Sunday, June 5, 2016

Asia Chinese Admiral Sun to give speech on final day of Shangri-La Dialogue

Miro Lu, CCTV [includes video]

image (not from article) from

The three-day Shangri-La Dialogue, an annual Asia-Pacific defense and security summit, will come to an end today (Sunday) in Singapore. Chinese Admiral Sun Jianguo, who's leading the Chinese delegation, will deliver a speech this morning.

The vice chief of staff of China's People's Liberation Army will address the challenges of conflict resolution, and China's active defense strategy. Meanwhile, defence ministers, military chiefs and officials from more than 30 countries will continue discussion on pursuing common security objectives.

A closing luncheon will be held in the afternoon. Our correspondent Miro Lu in Singapore has been following the event, and reports on Saturday's highlights.

On the second day of the Shanghri-La Dialogue, US Secretary of Defense Ash Carter gives a speech that is peppered with the word “principle”.

To be exact, the word “principle”appears 37 times during Carter’s hour-long speech “Managing Asia’s Complex Security Challenges”.

"This is a principled security network. It is inclusive, since any nation and any military – no matter its capability, budget, or experience – can contribute. Everyone gets a voice, no one is excluded, and hopefully, no one excludes themselves. And as this security network reflects the principles our countries have collectively promoted and upheld for decades, it will help us realize the principled future that many in the region have chosen, and are working toward together," said Ashton Carter, US defense secretary.

I ask Professor Zhu Feng, who is an expert on the South China Sea issue and a regular delegate at the Shangri-La Dialogue, about his takeaway from the speech and whether Mr Carter has toned down his hard-line comments towards China as some analysts predicted.

"I have to say yes essential tone Carter presented in this morning’s speech sounds quite soft, but word selection, word using are very malicious. I think Mr Carter used very tough words describing China as some sort of leading violator of regional security in term of norm, structure and order, so he frequently refer to the principle, rule, norm, those words frequently appeared in this speech. I think by siding with these words, I think Mr Carter wants to create some sort of new image, that image of China is of course dark, is provocative and assertive," said professor Zhu Feng.

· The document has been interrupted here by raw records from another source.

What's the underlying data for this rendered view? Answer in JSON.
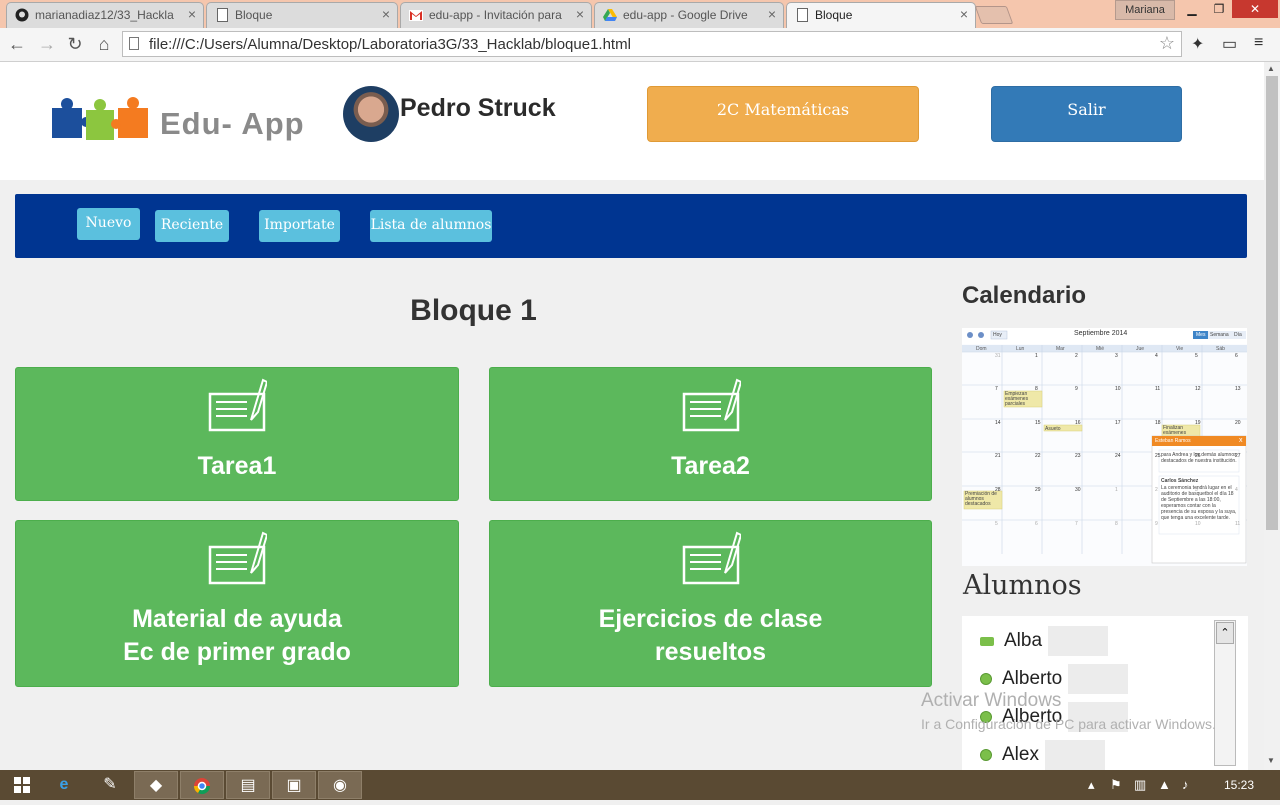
{
  "browser": {
    "tabs": [
      {
        "title": "marianadiaz12/33_Hackla",
        "icon": "github-icon"
      },
      {
        "title": "Bloque",
        "icon": "page-icon"
      },
      {
        "title": "edu-app - Invitación para",
        "icon": "gmail-icon"
      },
      {
        "title": "edu-app - Google Drive",
        "icon": "drive-icon"
      },
      {
        "title": "Bloque",
        "icon": "page-icon"
      }
    ],
    "profile": "Mariana",
    "url": "file:///C:/Users/Alumna/Desktop/Laboratoria3G/33_Hacklab/bloque1.html"
  },
  "header": {
    "logo_text": "Edu- App",
    "user_name": "Pedro Struck",
    "course_button": "2C Matemáticas",
    "logout_button": "Salir"
  },
  "nav": {
    "items": [
      "Nuevo",
      "Reciente",
      "Importate",
      "Lista de alumnos"
    ]
  },
  "main": {
    "title": "Bloque 1",
    "cards": [
      {
        "line1": "Tarea1",
        "line2": ""
      },
      {
        "line1": "Tarea2",
        "line2": ""
      },
      {
        "line1": "Material de ayuda",
        "line2": "Ec de primer grado"
      },
      {
        "line1": "Ejercicios de clase",
        "line2": "resueltos"
      }
    ]
  },
  "sidebar": {
    "calendar_title": "Calendario",
    "calendar": {
      "month": "Septiembre 2014",
      "today_btn": "Hoy",
      "views": [
        "Mes",
        "Semana",
        "Día"
      ],
      "weekdays": [
        "Dom",
        "Lun",
        "Mar",
        "Mié",
        "Jue",
        "Vie",
        "Sáb"
      ],
      "weeks": [
        [
          "31",
          "1",
          "2",
          "3",
          "4",
          "5",
          "6"
        ],
        [
          "7",
          "8",
          "9",
          "10",
          "11",
          "12",
          "13"
        ],
        [
          "14",
          "15",
          "16",
          "17",
          "18",
          "19",
          "20"
        ],
        [
          "21",
          "22",
          "23",
          "24",
          "25",
          "26",
          "27"
        ],
        [
          "28",
          "29",
          "30",
          "1",
          "2",
          "3",
          "4"
        ],
        [
          "5",
          "6",
          "7",
          "8",
          "9",
          "10",
          "11"
        ]
      ],
      "events": [
        "Empiezan exámenes parciales",
        "Asueto",
        "Finalizan exámenes",
        "Premiación de alumnos destacados"
      ],
      "popup_title": "Esteban Ramos",
      "popup_text1": "para Andrea y los demás alumnos destacados de nuestra institución.",
      "popup_author": "Carlos Sánchez",
      "popup_text2": "La ceremonia tendrá lugar en el auditorio de basquetbol el día 18 de Septiembre a las 18:00, esperamos contar con la presencia de su esposa y la suya, que tenga una excelente tarde."
    },
    "students_title": "Alumnos",
    "students": [
      "Alba",
      "Alberto",
      "Alberto",
      "Alex"
    ]
  },
  "overlay": {
    "watermark_title": "Activar Windows",
    "watermark_sub": "Ir a Configuración de PC para activar Windows."
  },
  "taskbar": {
    "clock": "15:23"
  }
}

Professor Zhu also says Shangri-La Dialogue is a stage of public diplomacy. Therefore Chinese Admiral Sun Jianguo’s speech on Sunday morning will be spotlighted, when Admiral Sun gets to present China’s position, express China’s concerns and lay out China’s counter arguments.

No comments: